The UK Government has been concerned about the lack of financial transparency and problems in identifying beneficial ownership of companies incorporated in offshore territories. According to Brewin, steps are being taken by the Caribbean Financial Action Task Force to prevent money laundering and the financing of terrorist activities. The European Union closely monitors these capital markets as well, and among the BOTs it has designated Anguilla, British Virgin Islands and Turks and Caicos Islands as non-cooperative tax jurisdictions.
“The Cayman Island is occasionally misrepresented as a tax haven when it is actually a tax-neutral jurisdiction that operates at a fiscal surplus,” Altneu says, noting that Cayman ended 2022 with a US$60 million operating surplus as a result of revenues reaching US$1.25 billion.
Altneu remains confident of the future, saying: “Our residency and relocation practice is growing year on year as more wealthy clients develop a strong desire to take advantage of Cayman’s unique position of being able to offer tax neutrality and world-class professional services in one of the world’s leading offshore financial centres.”
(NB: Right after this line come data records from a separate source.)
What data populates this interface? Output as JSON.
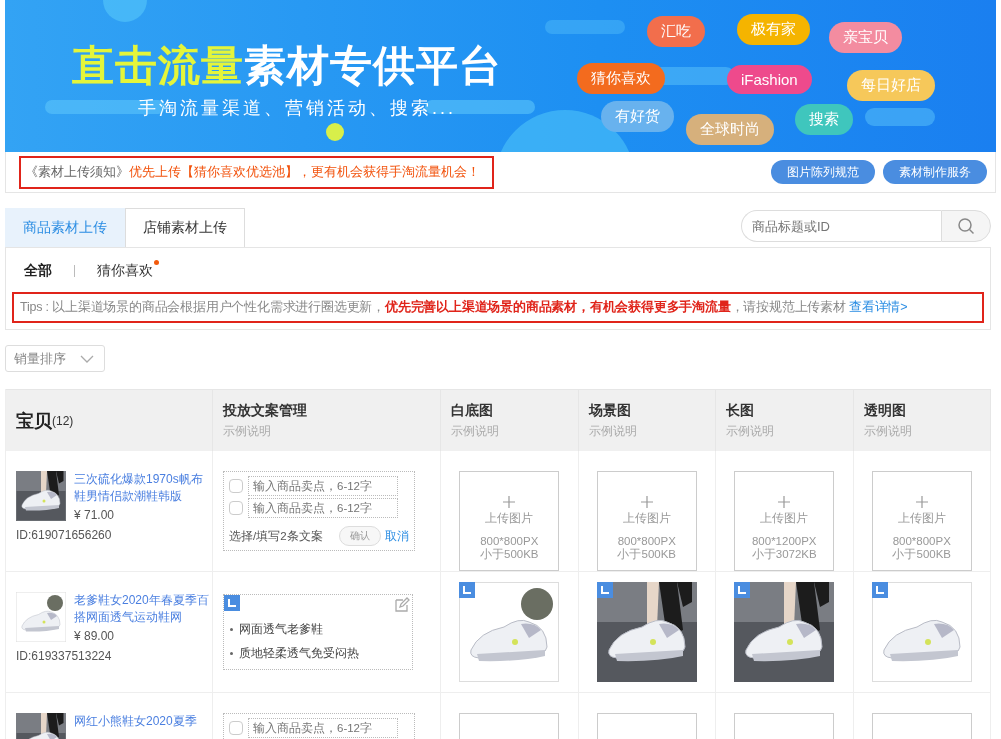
{
  "banner": {
    "title_highlight": "直击流量",
    "title_rest": "素材专供平台",
    "subtitle": "手淘流量渠道、营销活动、搜索...",
    "bubbles": [
      {
        "label": "汇吃",
        "color": "#f26e4c"
      },
      {
        "label": "极有家",
        "color": "#f5b400"
      },
      {
        "label": "亲宝贝",
        "color": "#f38ca0"
      },
      {
        "label": "猜你喜欢",
        "color": "#f36b1e"
      },
      {
        "label": "iFashion",
        "color": "#ee4a8c"
      },
      {
        "label": "每日好店",
        "color": "#f6c85a"
      },
      {
        "label": "有好货",
        "color": "#68b2ee"
      },
      {
        "label": "全球时尚",
        "color": "#d6b07c"
      },
      {
        "label": "搜索",
        "color": "#3fc6bd"
      }
    ]
  },
  "notice": {
    "link": "《素材上传须知》",
    "text": "优先上传【猜你喜欢优选池】，更有机会获得手淘流量机会！",
    "buttons": [
      "图片陈列规范",
      "素材制作服务"
    ]
  },
  "tabs": [
    {
      "label": "商品素材上传",
      "selected": true
    },
    {
      "label": "店铺素材上传",
      "selected": false
    }
  ],
  "search": {
    "placeholder": "商品标题或ID"
  },
  "filters": [
    {
      "label": "全部",
      "selected": true,
      "dot": false
    },
    {
      "label": "猜你喜欢",
      "selected": false,
      "dot": true
    }
  ],
  "tips": {
    "text": "Tips : 以上渠道场景的商品会根据用户个性化需求进行圈选更新，**优先完善以上渠道场景的商品素材，有机会获得更多手淘流量**，请按规范上传素材",
    "link": "查看详情>"
  },
  "sort": {
    "value": "销量排序"
  },
  "table": {
    "product_header": "宝贝",
    "product_count": "(12)",
    "columns": [
      {
        "title": "投放文案管理",
        "hint": "示例说明"
      },
      {
        "title": "白底图",
        "hint": "示例说明"
      },
      {
        "title": "场景图",
        "hint": "示例说明"
      },
      {
        "title": "长图",
        "hint": "示例说明"
      },
      {
        "title": "透明图",
        "hint": "示例说明"
      }
    ],
    "rows": [
      {
        "title": "三次硫化爆款1970s帆布鞋男情侣款潮鞋韩版",
        "price": "¥ 71.00",
        "id": "ID:619071656260",
        "copy": {
          "kind": "edit",
          "inputs": [
            {
              "placeholder": "输入商品卖点，6-12字",
              "checked": false
            },
            {
              "placeholder": "输入商品卖点，6-12字",
              "checked": false
            }
          ],
          "hint": "选择/填写2条文案",
          "confirm": "确认",
          "confirm_disabled": true,
          "cancel": "取消"
        },
        "images": [
          {
            "kind": "upload",
            "label": "上传图片",
            "size": "800*800PX",
            "limit": "小于500KB"
          },
          {
            "kind": "upload",
            "label": "上传图片",
            "size": "800*800PX",
            "limit": "小于500KB"
          },
          {
            "kind": "upload",
            "label": "上传图片",
            "size": "800*1200PX",
            "limit": "小于3072KB"
          },
          {
            "kind": "upload",
            "label": "上传图片",
            "size": "800*800PX",
            "limit": "小于500KB"
          }
        ]
      },
      {
        "title": "老爹鞋女2020年春夏季百搭网面透气运动鞋网",
        "price": "¥ 89.00",
        "id": "ID:619337513224",
        "copy": {
          "kind": "filled",
          "lines": [
            "网面透气老爹鞋",
            "质地轻柔透气免受闷热"
          ]
        }
      },
      {
        "title": "网红小熊鞋女2020夏季",
        "copy": {
          "kind": "edit",
          "inputs": [
            {
              "placeholder": "输入商品卖点，6-12字",
              "checked": false
            }
          ]
        },
        "images": [
          {
            "kind": "upload"
          },
          {
            "kind": "upload"
          },
          {
            "kind": "upload"
          },
          {
            "kind": "upload"
          }
        ]
      }
    ]
  }
}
He notes that more than half of all Hong Kong listed companies are registered in Cayman and the territory remains at the forefront of offshore transactions in eastern Asia. The Financial Times recently reported that the Cayman Islands plans to open its first Asian office to counter emerging competition from Hong Kong and Singapore as offshore finance centres.
As the administrating power for its Overseas Territories, the UK Government supports their political, economic and social development and self government, and has vowed not to stand in the way of any BOT becoming independent if that is the clear wish of the local people. Though no territory is currently looking to leave the UK family, Brewin does suggest challenges lie ahead. There are internal tensions in some territories about the division of powers between the UK and the local government. Brexit has complicated matters, too, especially for places like Gibraltar where there is a huge daily cross-border movement of people. But financial safeguards remain in place since the British Overseas Territories that rely on banking, as Brewin notes, still have to comply with EU transparency rules.
(Photos: Friends of the BOTs)